On Thursday night, post work, Mum, Dad and I jump in the car, drive to Nottingham. We arrive late, venture out for dinner. It is dark and cold, damp, and the streets seem to be full of packs of men, some possibly students, some not, drunk and loud and vaguely intimidating at worst, simply unpleasant at best. But on Friday, still grey and cold, we explore the city, and I find much to like. The Nottingham Contemporary an amazing gallery, the purpose of our visit - Dad, an architect, wants to see the building - concrete and modern but imprinted with the pattern of Nottingham lace. I like the contrast. The exhibitions are good, Anne Collier's photographs, Jack Goldstein's installations and acrylics.

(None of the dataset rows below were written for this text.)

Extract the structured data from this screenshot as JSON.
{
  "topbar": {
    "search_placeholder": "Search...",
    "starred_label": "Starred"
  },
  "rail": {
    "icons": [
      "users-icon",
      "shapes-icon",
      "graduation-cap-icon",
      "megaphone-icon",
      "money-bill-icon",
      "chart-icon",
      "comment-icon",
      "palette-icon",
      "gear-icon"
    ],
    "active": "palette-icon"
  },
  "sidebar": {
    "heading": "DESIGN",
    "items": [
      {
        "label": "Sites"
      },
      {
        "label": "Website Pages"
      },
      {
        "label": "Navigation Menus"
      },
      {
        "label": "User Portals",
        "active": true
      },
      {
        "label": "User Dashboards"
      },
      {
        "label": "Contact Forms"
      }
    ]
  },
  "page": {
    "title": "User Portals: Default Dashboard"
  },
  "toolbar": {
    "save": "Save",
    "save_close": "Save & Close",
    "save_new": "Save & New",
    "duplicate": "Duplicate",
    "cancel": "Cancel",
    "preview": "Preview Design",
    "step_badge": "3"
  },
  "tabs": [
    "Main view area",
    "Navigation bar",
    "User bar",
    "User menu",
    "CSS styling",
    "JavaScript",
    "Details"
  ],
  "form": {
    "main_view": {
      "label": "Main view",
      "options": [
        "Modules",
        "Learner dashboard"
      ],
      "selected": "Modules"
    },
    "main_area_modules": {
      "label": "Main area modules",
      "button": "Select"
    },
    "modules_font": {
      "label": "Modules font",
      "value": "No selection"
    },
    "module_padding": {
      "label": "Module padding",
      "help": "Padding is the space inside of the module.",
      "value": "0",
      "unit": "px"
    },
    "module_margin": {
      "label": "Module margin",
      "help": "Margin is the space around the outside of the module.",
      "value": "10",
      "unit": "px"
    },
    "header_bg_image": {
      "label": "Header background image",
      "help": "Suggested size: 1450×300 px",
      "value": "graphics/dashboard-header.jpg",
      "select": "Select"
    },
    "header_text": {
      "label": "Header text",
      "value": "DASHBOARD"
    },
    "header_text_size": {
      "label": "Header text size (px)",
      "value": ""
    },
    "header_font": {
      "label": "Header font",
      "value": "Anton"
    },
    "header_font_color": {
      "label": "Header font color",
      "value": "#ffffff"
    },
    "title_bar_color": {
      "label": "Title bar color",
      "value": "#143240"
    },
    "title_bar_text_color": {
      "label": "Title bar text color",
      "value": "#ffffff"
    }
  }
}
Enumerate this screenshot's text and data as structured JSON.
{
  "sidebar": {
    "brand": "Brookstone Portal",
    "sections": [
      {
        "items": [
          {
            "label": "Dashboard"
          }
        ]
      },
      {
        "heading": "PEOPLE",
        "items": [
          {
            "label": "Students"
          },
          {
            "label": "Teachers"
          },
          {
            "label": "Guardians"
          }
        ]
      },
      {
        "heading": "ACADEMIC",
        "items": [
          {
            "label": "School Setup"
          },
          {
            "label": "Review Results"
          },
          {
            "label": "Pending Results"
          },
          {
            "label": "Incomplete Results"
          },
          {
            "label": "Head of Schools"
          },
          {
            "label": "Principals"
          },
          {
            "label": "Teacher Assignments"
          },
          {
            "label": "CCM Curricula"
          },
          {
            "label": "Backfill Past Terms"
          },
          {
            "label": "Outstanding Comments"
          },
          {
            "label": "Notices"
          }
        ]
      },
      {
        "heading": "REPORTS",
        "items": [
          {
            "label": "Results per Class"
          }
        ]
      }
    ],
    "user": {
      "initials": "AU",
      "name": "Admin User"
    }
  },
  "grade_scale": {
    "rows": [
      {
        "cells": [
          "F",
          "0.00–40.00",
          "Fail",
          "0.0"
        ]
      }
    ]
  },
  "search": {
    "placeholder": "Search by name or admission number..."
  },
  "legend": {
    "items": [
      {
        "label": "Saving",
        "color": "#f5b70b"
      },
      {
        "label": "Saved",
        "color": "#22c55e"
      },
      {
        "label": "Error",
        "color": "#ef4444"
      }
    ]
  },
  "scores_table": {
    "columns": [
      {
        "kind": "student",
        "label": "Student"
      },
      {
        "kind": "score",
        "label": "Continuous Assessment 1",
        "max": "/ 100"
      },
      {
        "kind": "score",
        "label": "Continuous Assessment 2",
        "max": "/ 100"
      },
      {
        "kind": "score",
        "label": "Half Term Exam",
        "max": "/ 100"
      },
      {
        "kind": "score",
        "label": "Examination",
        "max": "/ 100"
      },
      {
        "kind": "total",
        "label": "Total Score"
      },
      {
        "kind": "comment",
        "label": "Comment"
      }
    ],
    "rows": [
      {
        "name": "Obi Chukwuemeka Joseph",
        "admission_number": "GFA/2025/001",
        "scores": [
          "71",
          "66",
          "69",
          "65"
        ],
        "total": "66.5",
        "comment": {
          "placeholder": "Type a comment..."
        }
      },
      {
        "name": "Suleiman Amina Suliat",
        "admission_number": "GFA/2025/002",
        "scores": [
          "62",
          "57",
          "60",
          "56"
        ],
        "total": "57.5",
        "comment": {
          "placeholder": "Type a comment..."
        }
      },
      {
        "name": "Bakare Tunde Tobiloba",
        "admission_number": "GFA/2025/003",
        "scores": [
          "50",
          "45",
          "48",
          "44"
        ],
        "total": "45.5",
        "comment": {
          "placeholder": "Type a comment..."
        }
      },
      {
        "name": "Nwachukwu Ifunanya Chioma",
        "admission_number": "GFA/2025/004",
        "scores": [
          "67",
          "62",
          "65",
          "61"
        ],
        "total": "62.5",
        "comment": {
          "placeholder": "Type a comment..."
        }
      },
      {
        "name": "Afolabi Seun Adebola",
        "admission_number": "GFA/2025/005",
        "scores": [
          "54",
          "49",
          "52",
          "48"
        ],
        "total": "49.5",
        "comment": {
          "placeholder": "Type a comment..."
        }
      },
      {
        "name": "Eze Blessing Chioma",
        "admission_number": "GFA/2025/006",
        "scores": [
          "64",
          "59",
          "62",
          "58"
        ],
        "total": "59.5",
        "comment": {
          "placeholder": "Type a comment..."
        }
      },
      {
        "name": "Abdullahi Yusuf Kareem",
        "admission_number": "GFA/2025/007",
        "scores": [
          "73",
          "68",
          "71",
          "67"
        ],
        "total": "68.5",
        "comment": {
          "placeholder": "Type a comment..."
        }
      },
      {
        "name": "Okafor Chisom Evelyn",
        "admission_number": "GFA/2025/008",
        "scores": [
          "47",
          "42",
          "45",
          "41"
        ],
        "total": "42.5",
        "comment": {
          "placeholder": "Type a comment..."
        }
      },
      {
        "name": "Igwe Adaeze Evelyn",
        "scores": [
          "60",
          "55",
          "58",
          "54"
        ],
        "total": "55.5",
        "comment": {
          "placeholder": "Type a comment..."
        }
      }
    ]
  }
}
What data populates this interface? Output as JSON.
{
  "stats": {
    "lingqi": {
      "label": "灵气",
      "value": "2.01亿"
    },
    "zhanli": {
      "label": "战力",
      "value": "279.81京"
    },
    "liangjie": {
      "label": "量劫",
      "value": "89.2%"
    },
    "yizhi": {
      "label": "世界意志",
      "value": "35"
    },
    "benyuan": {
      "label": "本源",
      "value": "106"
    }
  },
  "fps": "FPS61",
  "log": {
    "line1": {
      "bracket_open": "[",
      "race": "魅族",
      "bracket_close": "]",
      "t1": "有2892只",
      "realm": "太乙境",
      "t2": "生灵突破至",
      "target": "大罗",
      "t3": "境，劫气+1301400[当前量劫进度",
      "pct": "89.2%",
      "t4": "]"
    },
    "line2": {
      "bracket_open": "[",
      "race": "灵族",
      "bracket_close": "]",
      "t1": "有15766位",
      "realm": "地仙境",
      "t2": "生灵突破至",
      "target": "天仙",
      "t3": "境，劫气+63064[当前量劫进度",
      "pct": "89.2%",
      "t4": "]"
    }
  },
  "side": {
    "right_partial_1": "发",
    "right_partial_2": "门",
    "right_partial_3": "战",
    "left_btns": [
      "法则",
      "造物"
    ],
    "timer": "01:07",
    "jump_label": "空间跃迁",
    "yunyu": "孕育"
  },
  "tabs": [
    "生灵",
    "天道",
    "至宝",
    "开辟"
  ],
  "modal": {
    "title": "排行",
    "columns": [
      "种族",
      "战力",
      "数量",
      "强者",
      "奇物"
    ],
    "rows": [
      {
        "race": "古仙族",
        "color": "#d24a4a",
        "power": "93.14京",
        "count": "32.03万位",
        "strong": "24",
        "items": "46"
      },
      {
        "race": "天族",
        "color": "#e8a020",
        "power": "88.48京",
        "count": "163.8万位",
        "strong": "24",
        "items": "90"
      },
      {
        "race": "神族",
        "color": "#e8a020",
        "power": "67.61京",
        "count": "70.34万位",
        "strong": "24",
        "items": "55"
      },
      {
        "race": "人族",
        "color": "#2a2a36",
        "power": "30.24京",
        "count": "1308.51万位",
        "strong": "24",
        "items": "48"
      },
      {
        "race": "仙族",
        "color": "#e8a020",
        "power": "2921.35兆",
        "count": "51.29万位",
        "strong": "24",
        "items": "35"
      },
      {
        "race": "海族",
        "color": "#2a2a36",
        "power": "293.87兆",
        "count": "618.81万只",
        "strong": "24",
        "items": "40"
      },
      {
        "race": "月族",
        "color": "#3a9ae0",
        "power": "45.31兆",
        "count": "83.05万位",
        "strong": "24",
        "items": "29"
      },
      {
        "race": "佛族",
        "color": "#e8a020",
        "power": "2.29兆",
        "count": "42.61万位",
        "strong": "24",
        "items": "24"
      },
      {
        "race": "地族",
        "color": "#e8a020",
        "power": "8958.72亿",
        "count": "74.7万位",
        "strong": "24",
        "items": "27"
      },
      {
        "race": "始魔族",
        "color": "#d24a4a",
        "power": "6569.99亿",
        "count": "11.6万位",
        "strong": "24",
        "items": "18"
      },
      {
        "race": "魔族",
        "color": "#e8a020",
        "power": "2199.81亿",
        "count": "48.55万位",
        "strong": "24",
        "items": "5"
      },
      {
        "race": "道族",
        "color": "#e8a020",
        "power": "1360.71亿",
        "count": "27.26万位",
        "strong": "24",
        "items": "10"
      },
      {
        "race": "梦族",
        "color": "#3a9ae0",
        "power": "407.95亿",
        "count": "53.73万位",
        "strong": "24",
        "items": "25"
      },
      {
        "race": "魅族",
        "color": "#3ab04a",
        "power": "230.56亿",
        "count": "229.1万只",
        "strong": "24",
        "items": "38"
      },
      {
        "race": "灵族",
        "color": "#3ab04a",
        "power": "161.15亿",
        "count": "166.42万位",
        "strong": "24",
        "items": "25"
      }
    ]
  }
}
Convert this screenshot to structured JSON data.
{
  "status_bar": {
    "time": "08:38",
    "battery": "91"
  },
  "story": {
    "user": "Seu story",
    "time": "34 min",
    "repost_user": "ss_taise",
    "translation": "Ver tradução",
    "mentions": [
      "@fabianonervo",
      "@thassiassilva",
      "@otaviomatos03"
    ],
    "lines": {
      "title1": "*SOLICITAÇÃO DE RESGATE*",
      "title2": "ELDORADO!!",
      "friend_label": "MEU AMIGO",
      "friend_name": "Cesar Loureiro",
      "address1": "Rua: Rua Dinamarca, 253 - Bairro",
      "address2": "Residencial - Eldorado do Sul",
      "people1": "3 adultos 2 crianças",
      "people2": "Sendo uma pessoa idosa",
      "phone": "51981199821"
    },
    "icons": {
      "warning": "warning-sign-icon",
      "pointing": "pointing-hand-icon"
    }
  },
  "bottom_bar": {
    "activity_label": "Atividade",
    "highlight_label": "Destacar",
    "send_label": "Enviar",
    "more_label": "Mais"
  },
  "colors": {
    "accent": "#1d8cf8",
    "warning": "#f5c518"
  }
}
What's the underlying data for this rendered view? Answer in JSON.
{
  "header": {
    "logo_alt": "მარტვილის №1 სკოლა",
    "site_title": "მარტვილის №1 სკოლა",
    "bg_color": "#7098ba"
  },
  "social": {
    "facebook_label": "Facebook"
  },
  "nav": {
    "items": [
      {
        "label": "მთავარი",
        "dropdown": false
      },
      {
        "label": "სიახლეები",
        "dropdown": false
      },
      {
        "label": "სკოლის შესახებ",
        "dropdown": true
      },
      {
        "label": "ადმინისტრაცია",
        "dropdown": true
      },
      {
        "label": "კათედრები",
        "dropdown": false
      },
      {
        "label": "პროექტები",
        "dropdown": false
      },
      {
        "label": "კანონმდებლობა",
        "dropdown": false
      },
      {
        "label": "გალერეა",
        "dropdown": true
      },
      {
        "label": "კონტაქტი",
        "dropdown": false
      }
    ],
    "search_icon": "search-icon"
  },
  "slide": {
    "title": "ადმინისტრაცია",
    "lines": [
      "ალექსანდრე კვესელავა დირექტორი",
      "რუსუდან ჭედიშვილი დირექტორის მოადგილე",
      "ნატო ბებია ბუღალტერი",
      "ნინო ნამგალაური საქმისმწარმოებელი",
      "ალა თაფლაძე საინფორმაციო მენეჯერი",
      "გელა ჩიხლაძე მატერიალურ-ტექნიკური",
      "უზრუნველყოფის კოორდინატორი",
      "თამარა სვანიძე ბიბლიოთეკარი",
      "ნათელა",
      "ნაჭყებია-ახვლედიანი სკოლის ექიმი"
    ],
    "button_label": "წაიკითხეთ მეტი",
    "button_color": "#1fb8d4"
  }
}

Tucked away in a small room, we stumble upon John Newling's Miracle Trees, find the artist himself there, tending the saplings, start talking to him. I am hooked, fascinated by this amazing plant that I have never before heard of, that has huge nutritional value, is able to purify water and possesses medicinal qualities. We have lunch at Delilah's, a deli near the gallery, goat's cheese, honey and pecan nut sandwich, a choice of bread. Rows and rows of jars, jams and spreads, olives, fresh meat, cheese, baked goods, friendly staff. My kind of place. Tea and something sweet in The Walk Cafe, exotic tea blends (I have Nosy Be, because of the Madagascar connection, black tea with peach and vanilla, divinely scented) huge slices of sponge, light as a feather, glorious golden yellow in colour. Lemon sponge for Mum, blueberry sponge for me, and Dad has the carrot cake. The china is mostly floral and mismatched, and again I feel at home. Later we explore the vintage shops (including here and here) and charity shops, I buy a few things, lust after others, lots of great stuff on offer, and much cheaper than in London. In the evening we eat at The Larder on Goosegate in the original Boots the chemist, wonderful atmosphere, all candlelight and chandeliers dripping with cut glass, fans beating lazily up above. I eat a vegetarian Shepherd's Pie, brown lentils topped with cheesy mash, perfect to ward off the cold outside. It is the Nottingham Light Night, a festival of light installations across the city, and we stumble across a few of these, my favourite being a human jukebox in an old trailer. True Grit at the cinema, which I enjoy, but am not blown away by. Saturday we drive back South via Melton Mowbray, the pork pies for which it is famous go unappreciated by this family of vegetarians, but the charity shops are good and there are fat bunches of red tulips for £1 each at the market which is packing up for the day. I buy two bunches, fill a jug with them when I return home. Sunday I breakfast on grapefruit, hit the Clerkenwell Vintage Fashion Fair again with Anna, then retreat indoors again, away from the drizzle and the seemingly constant grey, chop onions and measure out spices for Dal, let its turmeric dyed depths putter away on the hob as I get into my pyjamas, pull on a cardigan, tuck myself away from the February night.